Which role does regular practice have for you? How do you approach the subject of practice, do you have tips for drumming students?

raquy5Back stage before a show with Said's troupe

raquy6with my teacher Bunyamin

raquy7with Mehmet Akatai
(David, I think you were there that day, weren’t you?)

I could go on for hours giving advice about practicing, but here is the most important: Culltivate habits of focus and relaxation when you’re practicing. It will transfer over to the stage.Play everything as slow as you need to in order for every hit to be beautiful, consistent and perfect. Make sure that your body is relaxed no matter how difficult the passage. Also listen to yourself on a deep level, focusing on every hit. You’ll know if your practicing correctly in you are enjoying yourself. If you feel stressed and tense, it means you’re trying to play it too fast.

You spend a lot of time in Egypt and Turkey. You speak the languages and have strong connections to the local music scene. Tell us something about your time in those countries. What importance do these trips have for you? What is the funniest situation you ended up in?


I used to play Arabic style so it was very important for me to go to Egypt, where somehow I’ve gotten several opportunities to perform as a soloist with the Egyptian King of Dumbek, Said El Artist, backed up by his 20 piece drumming orchestra. In those shows I play a duet with Said and I get to play one of my compositions with his incredible orchestra. When I’m on stage with them I really feel like Cinderella at the ball!

I’ve also had a bunch of television appearances in Egypt, so I get recognized in the street. Even the guy at the falafel restaurant in Brooklyn saw me!


About 20 years ago a Turkish drummer named Misirli Ahmet invented the Turkish Split Hand Technique. Splitting boths hands creates possibilities of amazing speed and dexterity.Since then a drumming revolution has happened in Turkey. The drummers are taking darbuka playing to incredible new levels of skill and sophistication.

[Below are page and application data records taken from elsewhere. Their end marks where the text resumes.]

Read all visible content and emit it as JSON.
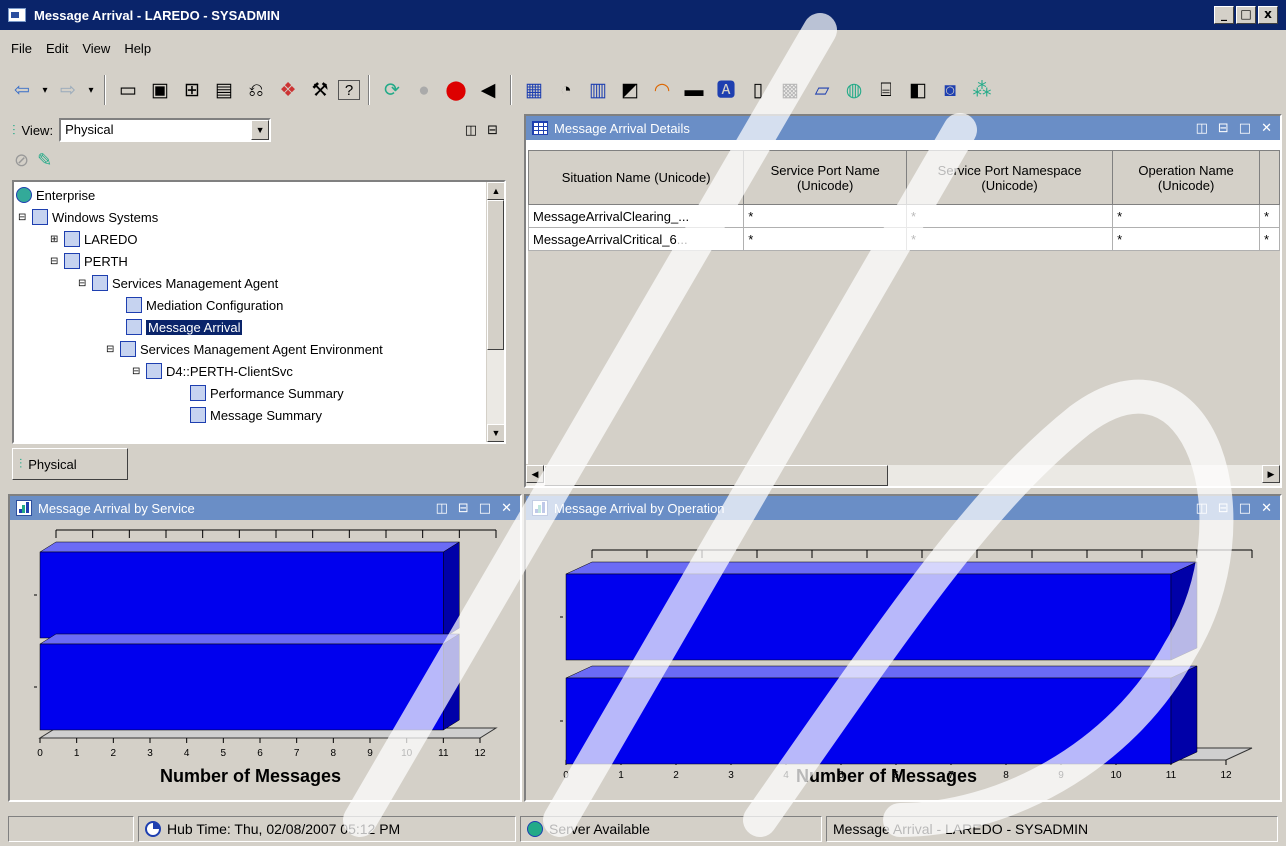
{
  "window": {
    "title": "Message Arrival - LAREDO - SYSADMIN",
    "controls": [
      "_",
      "□",
      "x"
    ]
  },
  "menu": [
    "File",
    "Edit",
    "View",
    "Help"
  ],
  "navigator": {
    "view_label": "View:",
    "view_value": "Physical",
    "tab_label": "Physical",
    "tree": [
      {
        "label": "Enterprise",
        "level": 0
      },
      {
        "label": "Windows Systems",
        "level": 1
      },
      {
        "label": "LAREDO",
        "level": 2
      },
      {
        "label": "PERTH",
        "level": 2
      },
      {
        "label": "Services Management Agent",
        "level": 3
      },
      {
        "label": "Mediation Configuration",
        "level": 4
      },
      {
        "label": "Message Arrival",
        "level": 4,
        "selected": true
      },
      {
        "label": "Services Management Agent Environment",
        "level": 4
      },
      {
        "label": "D4::PERTH-ClientSvc",
        "level": 5
      },
      {
        "label": "Performance Summary",
        "level": 6
      },
      {
        "label": "Message Summary",
        "level": 6
      }
    ]
  },
  "details": {
    "title": "Message Arrival Details",
    "columns": [
      "Situation Name (Unicode)",
      "Service Port Name (Unicode)",
      "Service Port Namespace (Unicode)",
      "Operation Name (Unicode)"
    ],
    "rows": [
      [
        "MessageArrivalClearing_...",
        "*",
        "*",
        "*",
        "*"
      ],
      [
        "MessageArrivalCritical_6...",
        "*",
        "*",
        "*",
        "*"
      ]
    ]
  },
  "chart_service": {
    "title": "Message Arrival by Service",
    "xlabel": "Number of Messages"
  },
  "chart_operation": {
    "title": "Message Arrival by Operation",
    "xlabel": "Number of Messages"
  },
  "chart_data": [
    {
      "type": "bar",
      "orientation": "horizontal",
      "title": "Message Arrival by Service",
      "xlabel": "Number of Messages",
      "xlim": [
        0,
        12
      ],
      "xticks": [
        "0",
        "1",
        "2",
        "3",
        "4",
        "5",
        "6",
        "7",
        "8",
        "9",
        "10",
        "11",
        "12"
      ],
      "categories": [
        "",
        ""
      ],
      "values": [
        11,
        11
      ]
    },
    {
      "type": "bar",
      "orientation": "horizontal",
      "title": "Message Arrival by Operation",
      "xlabel": "Number of Messages",
      "xlim": [
        0,
        12
      ],
      "xticks": [
        "0",
        "1",
        "2",
        "3",
        "4",
        "5",
        "6",
        "7",
        "8",
        "9",
        "10",
        "11",
        "12"
      ],
      "categories": [
        "",
        ""
      ],
      "values": [
        11,
        11
      ]
    }
  ],
  "status": {
    "hub_time": "Hub Time: Thu, 02/08/2007 05:12 PM",
    "server": "Server Available",
    "workspace": "Message Arrival - LAREDO - SYSADMIN"
  },
  "colors": {
    "bar_fill": "#0000ee",
    "panel_header": "#6a8ec6",
    "title_bar": "#0a246a"
  }
}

In 2009, after witnessing the Turkish drummers on You Tube, I decided it was time to make a pilgrimage to Istanbul to learn from the masters. I totally fell in love with that magical city, the incredible drumming style and the adorable Turkish drummers (hee hee). I’ve been fortunate to have the opportunity to have found a true master teacher over there, Bunyamin Olguncan whith whom I get to practice on a daily basis. Istanbul has become my second home and I’ve completely converted to the Turkish style which is the most challenging thing I’ve ever done musically.

Funny Story

Usually when I perform I wear pretty skimpy outfits, but when I'm in Egypt I have to cover myself up because the people are pretty conservative. Last year there was a huge outdoor concert at the Cairo Citadel with Said El Artist so I carefully chose some long white pants and a long sleeved button down shirt with my arms, legs and belly completely covered. It was not until after the show that several people pointed out that my pants were totally see through!

What is the one thing you wish someone had told you before you went into the music business?

I wish someone had said, “Do you realize how much fun you’ll be having ten years from now?”

Do you have any tips for young percussionist who want to become professional musicians? What are the important things one should keep in mind?

Throw away your TV, stop eating meat, do what turns you on, and treat every day like a precious gift.

In every culture on the planet drumming is essential to the well being of humanity. Drummers have the noble job of lifting the spirit, like doctors of the soul. Anyone privilaged enough to have this as their life calling should appreciate the importance of their work. And please explain this to all of your mother's friends who say, "so when are you going to get a real job?"

While most sound engineers have a lot of experience with drumsets, often with hand drums it's a different situation. Do you have some tips regarding live sound/mics/monitoring?

Travel with your own soundman. Thats the only way you'll have good sound every show.

Raquy, thanks a bunch for the interview, and all the amazing soy chocolate coko cakes you baked for us in NYC ;). Hope we have a chance to hang and play again soon.